* _WORK INSTRUCTION_:
Would you please give the entries again word for word, with no images in your copy?

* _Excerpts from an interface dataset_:
+===+
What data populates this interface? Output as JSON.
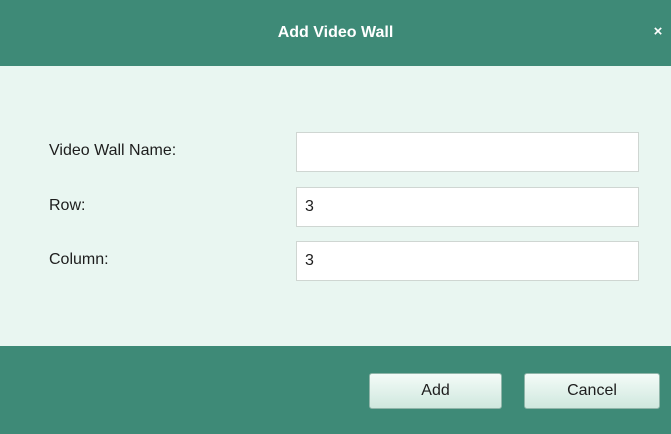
{
  "dialog": {
    "title": "Add Video Wall",
    "close_symbol": "×"
  },
  "form": {
    "name": {
      "label": "Video Wall Name:",
      "value": ""
    },
    "row": {
      "label": "Row:",
      "value": "3"
    },
    "column": {
      "label": "Column:",
      "value": "3"
    }
  },
  "buttons": {
    "add_label": "Add",
    "cancel_label": "Cancel"
  },
  "colors": {
    "title_bar": "#3e8a77",
    "body_background": "#e9f6f1",
    "footer": "#3e8a77"
  },
  "icons": {
    "close": "close-icon"
  }
}
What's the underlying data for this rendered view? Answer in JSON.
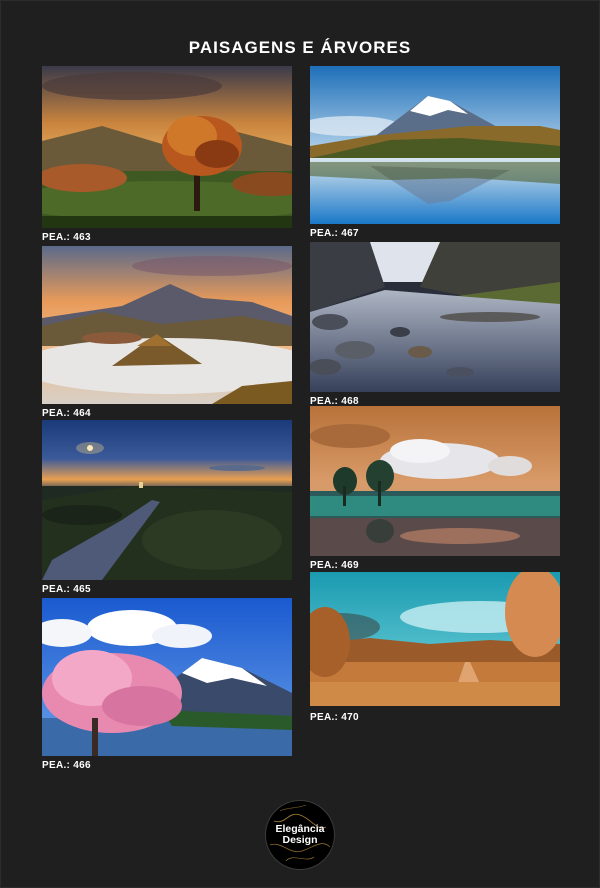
{
  "title": "PAISAGENS E ÁRVORES",
  "cards": [
    {
      "code": "PEA.: 463",
      "icon": "autumn-tree-photo"
    },
    {
      "code": "PEA.: 467",
      "icon": "snow-mountain-lake-photo"
    },
    {
      "code": "PEA.: 464",
      "icon": "volcano-sunrise-photo"
    },
    {
      "code": "PEA.: 468",
      "icon": "rocky-river-valley-photo"
    },
    {
      "code": "PEA.: 465",
      "icon": "night-road-moon-photo"
    },
    {
      "code": "PEA.: 469",
      "icon": "cypress-lake-clouds-photo"
    },
    {
      "code": "PEA.: 466",
      "icon": "cherry-blossom-mountain-photo"
    },
    {
      "code": "PEA.: 470",
      "icon": "autumn-path-photo"
    }
  ],
  "logo": {
    "line1": "Elegância",
    "line2": "Design"
  },
  "colors": {
    "background": "#1f1f1f",
    "text": "#ffffff"
  }
}
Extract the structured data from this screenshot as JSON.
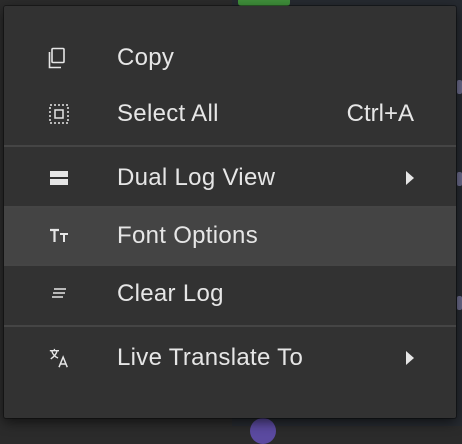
{
  "menu": {
    "items": [
      {
        "label": "Copy",
        "shortcut": "",
        "icon": "copy-icon"
      },
      {
        "label": "Select All",
        "shortcut": "Ctrl+A",
        "icon": "select-all-icon"
      },
      {
        "label": "Dual Log View",
        "submenu": true,
        "icon": "dual-view-icon"
      },
      {
        "label": "Font Options",
        "icon": "font-icon"
      },
      {
        "label": "Clear Log",
        "icon": "clear-icon"
      },
      {
        "label": "Live Translate To",
        "submenu": true,
        "icon": "translate-icon"
      }
    ]
  },
  "colors": {
    "menu_bg": "#323232",
    "highlight_bg": "#444444",
    "text": "#e6e6e6",
    "separator": "#454545"
  }
}
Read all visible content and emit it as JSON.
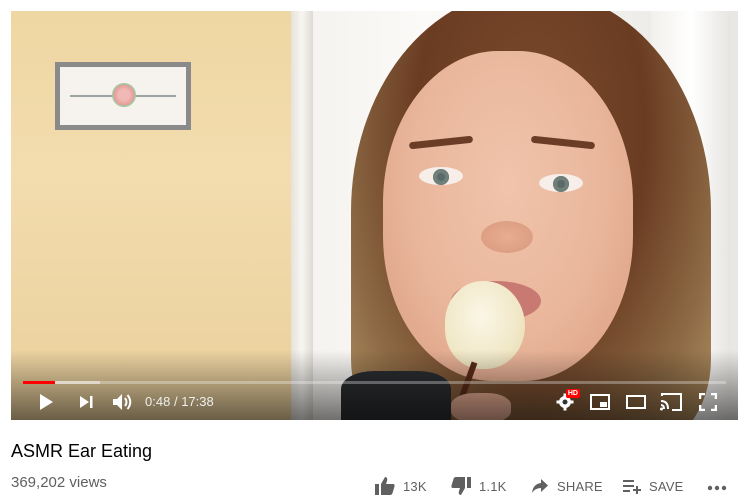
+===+
* _OUTPUT BELOW_:
What data populates this interface? Output as JSON.
{
  "dialog": {
    "title": "Add Video Wall",
    "close_symbol": "×"
  },
  "form": {
    "name": {
      "label": "Video Wall Name:",
      "value": ""
    },
    "row": {
      "label": "Row:",
      "value": "3"
    },
    "column": {
      "label": "Column:",
      "value": "3"
    }
  },
  "buttons": {
    "add_label": "Add",
    "cancel_label": "Cancel"
  },
  "colors": {
    "title_bar": "#3e8a77",
    "body_background": "#e9f6f1",
    "footer": "#3e8a77"
  },
  "icons": {
    "close": "close-icon"
  }
}
What's the underlying data for this rendered view? Answer in JSON.
{
  "title": "PAISAGENS E ÁRVORES",
  "cards": [
    {
      "code": "PEA.: 463",
      "icon": "autumn-tree-photo"
    },
    {
      "code": "PEA.: 467",
      "icon": "snow-mountain-lake-photo"
    },
    {
      "code": "PEA.: 464",
      "icon": "volcano-sunrise-photo"
    },
    {
      "code": "PEA.: 468",
      "icon": "rocky-river-valley-photo"
    },
    {
      "code": "PEA.: 465",
      "icon": "night-road-moon-photo"
    },
    {
      "code": "PEA.: 469",
      "icon": "cypress-lake-clouds-photo"
    },
    {
      "code": "PEA.: 466",
      "icon": "cherry-blossom-mountain-photo"
    },
    {
      "code": "PEA.: 470",
      "icon": "autumn-path-photo"
    }
  ],
  "logo": {
    "line1": "Elegância",
    "line2": "Design"
  },
  "colors": {
    "background": "#1f1f1f",
    "text": "#ffffff"
  }
}
Extract the structured data from this screenshot as JSON.
{
  "menu": {
    "items": [
      {
        "label": "Copy",
        "shortcut": "",
        "icon": "copy-icon"
      },
      {
        "label": "Select All",
        "shortcut": "Ctrl+A",
        "icon": "select-all-icon"
      },
      {
        "label": "Dual Log View",
        "submenu": true,
        "icon": "dual-view-icon"
      },
      {
        "label": "Font Options",
        "icon": "font-icon"
      },
      {
        "label": "Clear Log",
        "icon": "clear-icon"
      },
      {
        "label": "Live Translate To",
        "submenu": true,
        "icon": "translate-icon"
      }
    ]
  },
  "colors": {
    "menu_bg": "#323232",
    "highlight_bg": "#444444",
    "text": "#e6e6e6",
    "separator": "#454545"
  }
}
Read all visible content and emit it as JSON.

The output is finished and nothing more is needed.